I know that I’m ruining my children, and I’m okay with that.
Before having Kairo, I immortalized myself.
Noob Shif: I will be an amazing parent. My kids will be obedient soldiers that march on command. They will bend to my will. These slaves will know that I am DAD!
Single people have the luxury of sleep. Therefore, they deserve to have these thoughts. A mind unclouded by weariness should fantasize endlessly.
I miss you, old boy. One day, the kids will get out of the house, and you’ll be back to averaging 8 hours per night. Don’t worry, chap. They can’t live at home forever.
Of course, this ideology changes after the child is born. A good friend of mine recently had a baby. The guy looked exhausted, and he admitted too.
Noob Dad: I’m tired. This ain’t nothin’ yet. I know.
No, good sir. That first day is everything. In fact, you will NEVER recover from these 72 hours. That child stole your soul when it exited the womb. The most tiring day of your life will be sleeping in the hospital. Unfortunately, you never bounce back.
If you haven’t abandoned your child after the first few years, you deserve a trophy. Or a cookie.
After gaining parental experience, my thoughts grew dark and twisted.
War Survivor: I ruin my children.
Don’t worry. This thought is natural. It’s actually unnatural to think you’re perfect.
Actually, it means you’re a liar.
97.7%** of parents are garbage. How do I know? I’ve met a lot in my day, and all of them suck at some part of their job. Sure, they raise decent people, but even those people have complaints about the jobs their parents do.
**This figure was not obtained via scientific research but through sheer observation. If you have a non-sucky parent, congratulations. We hate you.
You have experience
Whether you realize this or not, you are a parent. You understand more about this job than anything else in your life. Why? You have parents or guardians. Even parentless children know what they need or missed.

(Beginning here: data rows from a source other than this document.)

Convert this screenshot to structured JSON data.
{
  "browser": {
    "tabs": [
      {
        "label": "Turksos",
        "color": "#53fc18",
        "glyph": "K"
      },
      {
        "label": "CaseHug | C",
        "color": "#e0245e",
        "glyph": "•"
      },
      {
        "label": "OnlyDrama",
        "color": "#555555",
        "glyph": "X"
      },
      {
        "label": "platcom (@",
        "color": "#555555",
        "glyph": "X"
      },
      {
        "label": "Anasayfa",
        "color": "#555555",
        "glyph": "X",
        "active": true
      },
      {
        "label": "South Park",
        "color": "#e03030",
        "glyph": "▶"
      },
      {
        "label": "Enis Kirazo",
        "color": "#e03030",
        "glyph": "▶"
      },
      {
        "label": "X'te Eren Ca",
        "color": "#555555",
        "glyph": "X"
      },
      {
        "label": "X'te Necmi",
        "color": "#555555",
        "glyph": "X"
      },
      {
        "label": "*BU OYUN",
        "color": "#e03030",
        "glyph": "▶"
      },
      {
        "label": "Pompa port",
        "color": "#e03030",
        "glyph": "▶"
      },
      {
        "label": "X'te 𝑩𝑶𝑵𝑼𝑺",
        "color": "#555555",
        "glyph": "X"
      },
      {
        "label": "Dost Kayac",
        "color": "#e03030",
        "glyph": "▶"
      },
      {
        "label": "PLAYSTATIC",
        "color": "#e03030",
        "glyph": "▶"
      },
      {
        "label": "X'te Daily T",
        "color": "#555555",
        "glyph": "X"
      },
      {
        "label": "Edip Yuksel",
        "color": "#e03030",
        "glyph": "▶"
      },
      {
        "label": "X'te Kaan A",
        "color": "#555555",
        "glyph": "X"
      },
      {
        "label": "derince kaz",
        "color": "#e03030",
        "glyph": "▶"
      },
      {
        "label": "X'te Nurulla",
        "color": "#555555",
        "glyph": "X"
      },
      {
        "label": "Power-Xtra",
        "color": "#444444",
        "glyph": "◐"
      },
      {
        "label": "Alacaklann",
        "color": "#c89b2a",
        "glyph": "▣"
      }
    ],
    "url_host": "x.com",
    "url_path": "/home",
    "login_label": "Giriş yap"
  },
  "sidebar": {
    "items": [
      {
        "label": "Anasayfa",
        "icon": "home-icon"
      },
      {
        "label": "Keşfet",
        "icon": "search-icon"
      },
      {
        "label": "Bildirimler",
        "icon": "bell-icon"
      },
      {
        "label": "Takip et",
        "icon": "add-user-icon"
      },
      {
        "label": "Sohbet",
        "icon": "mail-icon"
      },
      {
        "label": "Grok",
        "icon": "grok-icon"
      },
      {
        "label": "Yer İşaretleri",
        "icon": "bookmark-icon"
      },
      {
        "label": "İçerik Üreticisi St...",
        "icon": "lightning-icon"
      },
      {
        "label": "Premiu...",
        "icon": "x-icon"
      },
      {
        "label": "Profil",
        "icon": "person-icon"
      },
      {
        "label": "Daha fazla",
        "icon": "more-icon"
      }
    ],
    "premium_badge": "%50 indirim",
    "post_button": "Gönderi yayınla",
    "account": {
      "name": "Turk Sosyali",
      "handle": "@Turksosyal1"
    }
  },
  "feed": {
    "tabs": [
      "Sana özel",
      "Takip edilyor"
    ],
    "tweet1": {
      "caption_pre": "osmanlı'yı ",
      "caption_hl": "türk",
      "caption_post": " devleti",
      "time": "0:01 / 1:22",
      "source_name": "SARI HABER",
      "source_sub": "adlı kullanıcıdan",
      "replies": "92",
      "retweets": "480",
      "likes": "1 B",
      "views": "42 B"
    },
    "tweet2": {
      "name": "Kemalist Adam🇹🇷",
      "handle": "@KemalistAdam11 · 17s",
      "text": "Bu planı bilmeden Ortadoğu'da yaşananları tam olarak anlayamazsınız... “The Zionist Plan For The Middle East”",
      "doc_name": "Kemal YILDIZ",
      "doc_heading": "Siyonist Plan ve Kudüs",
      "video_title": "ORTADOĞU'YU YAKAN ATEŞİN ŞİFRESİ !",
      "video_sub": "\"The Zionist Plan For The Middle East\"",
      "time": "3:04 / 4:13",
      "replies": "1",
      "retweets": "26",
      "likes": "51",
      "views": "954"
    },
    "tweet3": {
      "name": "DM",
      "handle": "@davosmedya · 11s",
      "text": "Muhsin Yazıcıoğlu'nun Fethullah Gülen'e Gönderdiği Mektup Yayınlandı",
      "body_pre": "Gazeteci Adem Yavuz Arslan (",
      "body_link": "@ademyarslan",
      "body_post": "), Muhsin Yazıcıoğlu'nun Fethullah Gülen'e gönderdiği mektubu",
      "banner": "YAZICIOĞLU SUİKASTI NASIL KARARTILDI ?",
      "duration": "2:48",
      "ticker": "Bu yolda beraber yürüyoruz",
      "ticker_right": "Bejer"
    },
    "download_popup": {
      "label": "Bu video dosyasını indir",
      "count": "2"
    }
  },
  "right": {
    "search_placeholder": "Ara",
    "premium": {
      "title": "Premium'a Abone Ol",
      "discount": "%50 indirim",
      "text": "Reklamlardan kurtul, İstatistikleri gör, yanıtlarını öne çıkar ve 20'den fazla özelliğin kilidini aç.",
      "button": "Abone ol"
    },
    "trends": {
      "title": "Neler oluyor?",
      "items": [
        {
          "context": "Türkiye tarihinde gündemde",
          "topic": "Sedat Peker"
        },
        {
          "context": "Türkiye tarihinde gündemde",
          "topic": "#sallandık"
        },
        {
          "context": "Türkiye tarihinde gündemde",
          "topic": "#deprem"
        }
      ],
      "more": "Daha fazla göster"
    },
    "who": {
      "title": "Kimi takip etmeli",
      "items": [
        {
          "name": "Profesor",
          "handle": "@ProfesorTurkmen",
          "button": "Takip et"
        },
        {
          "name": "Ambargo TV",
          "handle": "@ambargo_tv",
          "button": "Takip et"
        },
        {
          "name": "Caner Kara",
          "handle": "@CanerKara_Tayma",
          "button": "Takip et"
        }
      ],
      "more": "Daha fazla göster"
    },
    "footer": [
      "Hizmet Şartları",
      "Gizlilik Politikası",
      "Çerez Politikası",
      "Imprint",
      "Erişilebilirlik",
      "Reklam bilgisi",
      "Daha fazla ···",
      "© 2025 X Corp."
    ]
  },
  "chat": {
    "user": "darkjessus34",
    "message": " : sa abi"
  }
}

Everyone knows, in some form or fashion, what we want to do for our kids that our parents didn’t do. Therefore, the first act of parenting is to overcome our parents’ flaws. Unfortunately, that’s all that some of us rely on.
Few people spend years researching parental techniques. There aren’t many classes at local colleges to enhance our communication and delivery. If you ask the average person, “What percentage of inmates were spanked as a child?” no one would know the answer.
We walk into the job using what we’ve seen and what we know. In other words, parents don’t try to maximize our childrens’ abilities. We try to minimize the flaws that we create.
All children are born unique, beautiful, creative, thoughtful, thought-provoking, godly, worldly, and utterly fantastic. However, they are each shaped by parents that are lazy, insecure, and fearful. In short, we ruin them.
My flaws get in the way of how I raise my children, but I consistently work to improve by reflecting on my actions and taking steps to enhance my intent and interactions. So when I yell or punish, give too much TV time, or ignore the poor souls, I take a moment to think about what I could do better next time. That way, I don’t try to make up what I missed as a child. I try to make them the best of who they are.